Kenya’s Population Trends
Kenya’s population has increased from 10.9 million in the year 1969 to 47.6 million in the year 2019, amplifying demand for food production and exerting pressure on the environment which, coupled with the adverse effects of climate change such as frequent droughts, extreme and unpredictable weather patterns, pose the greatest threat to the country’s efforts to achieve food security, nutrition and sustainable development. Another threat lies in the country’s ability to address the current 20 – 30% annual deficit in the production of staples which is driven by the high population growth, projected to be at 2.3% per annum.
Food-scape and Nutrition in Kenya
Nutritional trends in Kenya show that, nationally, 26% of children under five years of age are stunted (low height-for-age), 4% are wasted (low weight-for-height) while 11% are underweight (low weight-for-age), depicting chronic under-nourishment. Due to this malnutrition, these children are less likely to develop an immune system capable of warding off illnesses, resulting in their poor cognitive development and overall physical stunting. Such children are less likely to perform well in school due to attention deficits, reduced reasoning, learning and memory.
Kenya is also increasingly faced with the emergence of diet-related non-communicable diseases such as diabetes, heart diseases, hypertension, obesity among others. These diseases are mainly caused by a change in lifestyle characterized by excessive intake of highly refined and high-fat content foods, sugar and salt, coupled with limited physical activity, a characteristic of urban settings. It is estimated that 28% of Kenyans aged 18-69 years are either overweight or obese. With the percentage being significantly higher in women (38.5%) than men (17.5%).
Sustainable Food Systems for a Healthy Population
Kenya’s efforts to ensure harmonious relationships between population, food security and sustainable development has over the years gained momentum amidst climate change and other exogenous factors such as the recent locust invasion and the current Covid-19 pandemic notwithstanding. The country continues supporting regional bodies in their development of regional policies to address the cross-border proportions of food security and nutrition, while driving the focus towards building strong regional markets.

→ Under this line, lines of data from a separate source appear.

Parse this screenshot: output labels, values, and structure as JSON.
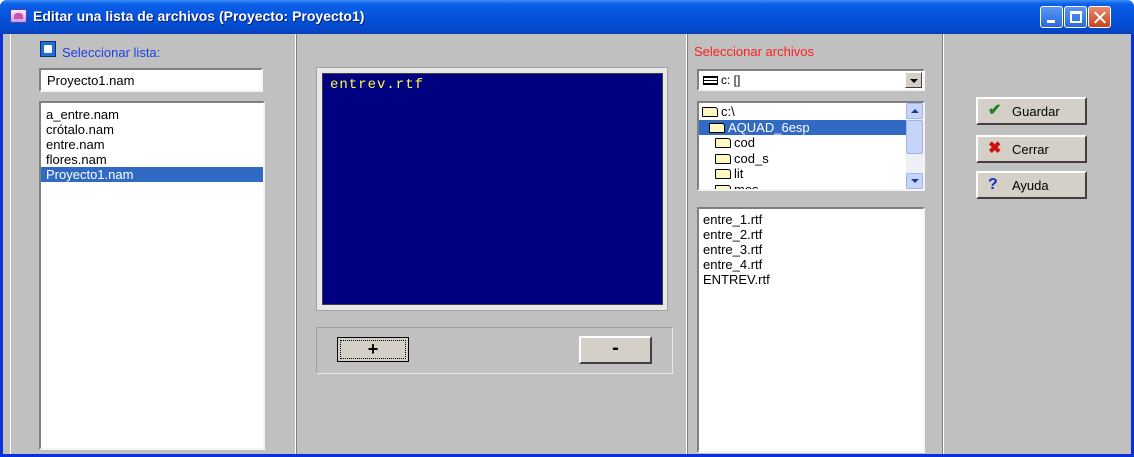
{
  "window": {
    "title": "Editar una lista de archivos (Proyecto: Proyecto1)"
  },
  "left": {
    "label": "Seleccionar lista:",
    "name_value": "Proyecto1.nam",
    "lists": [
      "a_entre.nam",
      "crótalo.nam",
      "entre.nam",
      "flores.nam",
      "Proyecto1.nam"
    ],
    "selected": "Proyecto1.nam"
  },
  "editor": {
    "text": "entrev.rtf"
  },
  "buttons": {
    "plus": "+",
    "minus": "-"
  },
  "files": {
    "label": "Seleccionar archivos",
    "drive": "c: []",
    "dirs": [
      "c:\\",
      "AQUAD_6esp",
      "cod",
      "cod_s",
      "lit",
      "mos"
    ],
    "selected_dir": "AQUAD_6esp",
    "file_list": [
      "entre_1.rtf",
      "entre_2.rtf",
      "entre_3.rtf",
      "entre_4.rtf",
      "ENTREV.rtf"
    ]
  },
  "actions": {
    "save": "Guardar",
    "close": "Cerrar",
    "help": "Ayuda"
  },
  "colors": {
    "accent": "#316ac5",
    "editor_bg": "#000080",
    "editor_text": "#ffff40",
    "label_red": "#ff2020",
    "label_blue": "#2040e0"
  },
  "icons": {
    "save": "check-icon",
    "close": "x-icon",
    "help": "question-icon"
  }
}
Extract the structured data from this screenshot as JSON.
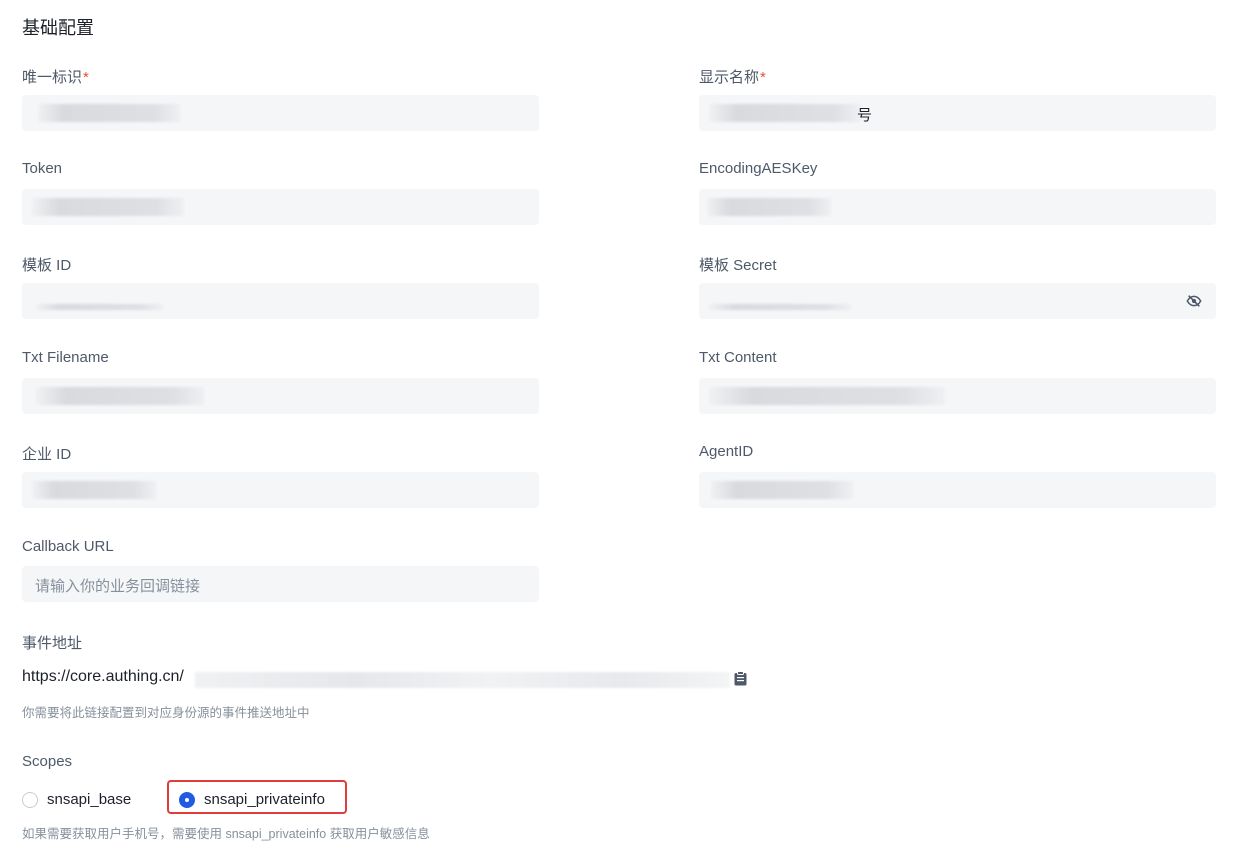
{
  "section_title": "基础配置",
  "fields": {
    "unique_id": {
      "label": "唯一标识",
      "required_mark": "*"
    },
    "display_name": {
      "label": "显示名称",
      "required_mark": "*",
      "visible_char": "号"
    },
    "token": {
      "label": "Token"
    },
    "encoding_aes_key": {
      "label": "EncodingAESKey"
    },
    "template_id": {
      "label": "模板 ID"
    },
    "template_secret": {
      "label": "模板 Secret"
    },
    "txt_filename": {
      "label": "Txt Filename"
    },
    "txt_content": {
      "label": "Txt Content"
    },
    "corp_id": {
      "label": "企业 ID"
    },
    "agent_id": {
      "label": "AgentID"
    },
    "callback_url": {
      "label": "Callback URL",
      "placeholder": "请输入你的业务回调链接"
    }
  },
  "event": {
    "label": "事件地址",
    "url_prefix": "https://core.authing.cn/",
    "hint": "你需要将此链接配置到对应身份源的事件推送地址中"
  },
  "scopes": {
    "label": "Scopes",
    "options": [
      {
        "label": "snsapi_base",
        "checked": false
      },
      {
        "label": "snsapi_privateinfo",
        "checked": true
      }
    ],
    "hint": "如果需要获取用户手机号，需要使用 snsapi_privateinfo 获取用户敏感信息"
  },
  "colors": {
    "accent": "#215ae5",
    "highlight": "#e03c3c",
    "input_bg": "#f5f6f8"
  },
  "icons": [
    "eye-off-icon",
    "copy-icon"
  ]
}
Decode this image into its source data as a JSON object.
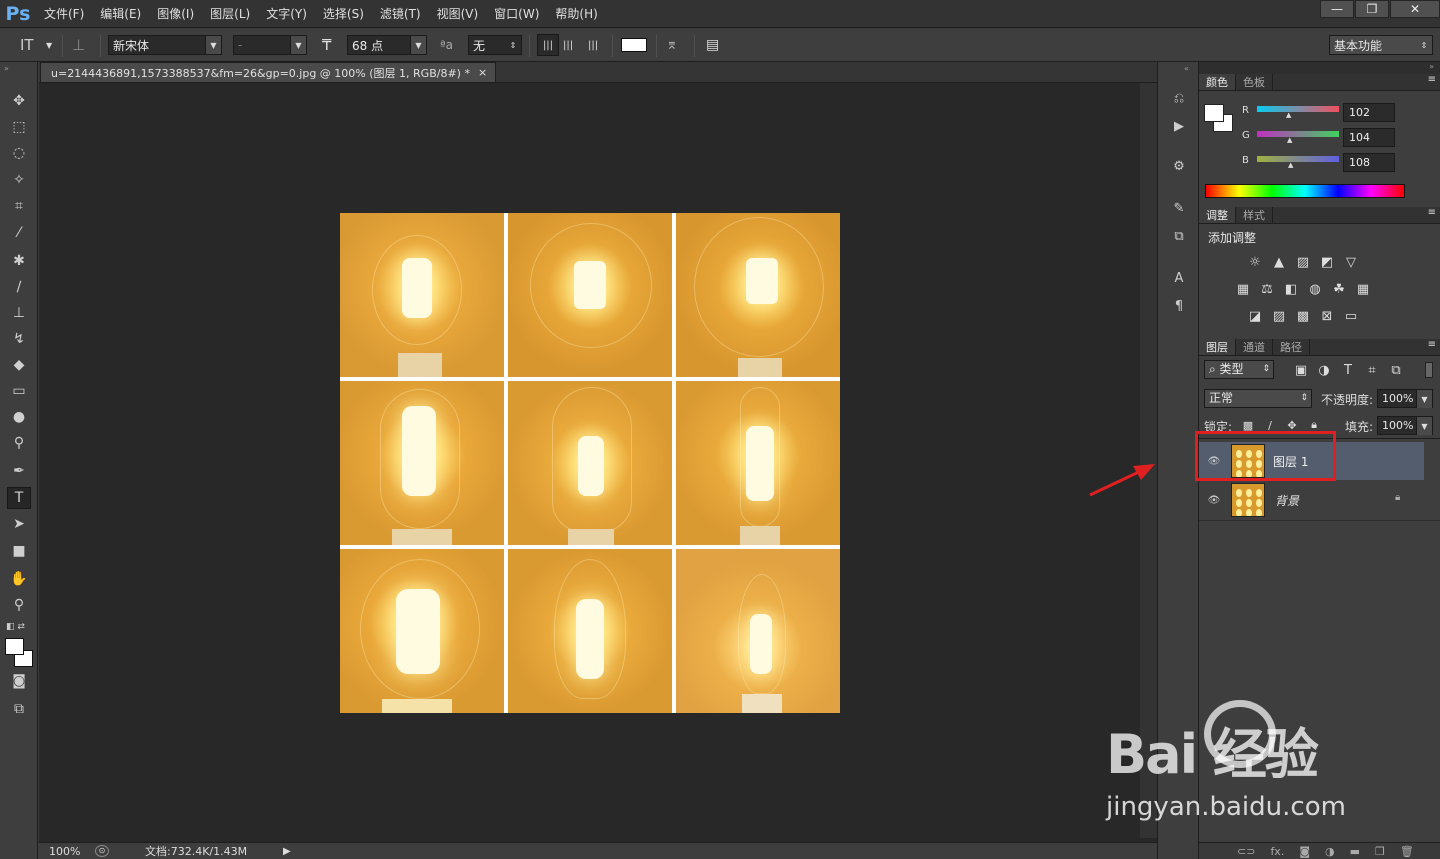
{
  "app": {
    "logo": "Ps"
  },
  "menu": [
    "文件(F)",
    "编辑(E)",
    "图像(I)",
    "图层(L)",
    "文字(Y)",
    "选择(S)",
    "滤镜(T)",
    "视图(V)",
    "窗口(W)",
    "帮助(H)"
  ],
  "window_controls": {
    "minimize": "—",
    "restore": "❐",
    "close": "✕"
  },
  "options": {
    "tool_icon": "IT",
    "font_family": "新宋体",
    "font_style": "-",
    "font_size": "68 点",
    "aa_label": "ªa",
    "aa_value": "无",
    "workspace": "基本功能"
  },
  "document": {
    "tab_title": "u=2144436891,1573388537&fm=26&gp=0.jpg @ 100% (图层 1, RGB/8#) *",
    "tab_close": "×",
    "zoom": "100%",
    "doc_info": "文档:732.4K/1.43M"
  },
  "color_panel": {
    "tabs": [
      "颜色",
      "色板"
    ],
    "r_label": "R",
    "r": "102",
    "g_label": "G",
    "g": "104",
    "b_label": "B",
    "b": "108"
  },
  "adjust_panel": {
    "tabs": [
      "调整",
      "样式"
    ],
    "title": "添加调整"
  },
  "layers_panel": {
    "tabs": [
      "图层",
      "通道",
      "路径"
    ],
    "filter": "类型",
    "blend_mode": "正常",
    "opacity_label": "不透明度:",
    "opacity": "100%",
    "lock_label": "锁定:",
    "fill_label": "填充:",
    "fill": "100%",
    "layers": [
      {
        "name": "图层 1",
        "selected": true
      },
      {
        "name": "背景",
        "locked": true
      }
    ],
    "bottom_icons": [
      "link-icon",
      "fx-icon",
      "mask-icon",
      "adjustment-icon",
      "group-icon",
      "new-layer-icon",
      "trash-icon"
    ],
    "fx_text": "fx."
  },
  "watermark": {
    "brand": "Bai 经验",
    "url": "jingyan.baidu.com"
  },
  "colors": {
    "accent_red": "#e02020",
    "ps_blue": "#6ab0f3",
    "layer_selected": "#535d6e",
    "bulb_bg": "#d89a2c"
  }
}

It will be key to engage with international agencies specifically created to empower locally-driven climate actions and systematically address overall climate finance gaps and opportunities. This coupled with the implementation of the Post COVID-19 Economic Recovery Strategy and the provision of the universal health coverage will boost quality and affordable healthcare for all Kenyans.
While all these government programmes towards ensuring food security are implemented, it will also be also critical to move a step further by promoting healthy lifestyles and diets amongst Kenyans.
In conclusion, let us remember that food security and nutrition are key to achieving human development goals particularly SDG II: “End hunger, achieve food security and improved nutrition and promote sustainable agriculture”, derived from the 1974 World Food Summit definition of food security as, “Ensuring that all people at all time have both physical and economic access to the basic food that they need”.
These global standards have bound nations together to ensure that their populations enjoy safe food at all times in sufficient quantity and quality to satisfy their nutritional needs for optimal health throughout their lifetime. The Government of Kenya will continue its unrelenting commitment towards achieving these ideals through its implementation of the ICPD Programme of Action and Big Four Agenda for national development.
Hon. (Amb) Ukur Yatani, EGH is the Cabinet Secretary for The National Treasury and Planning.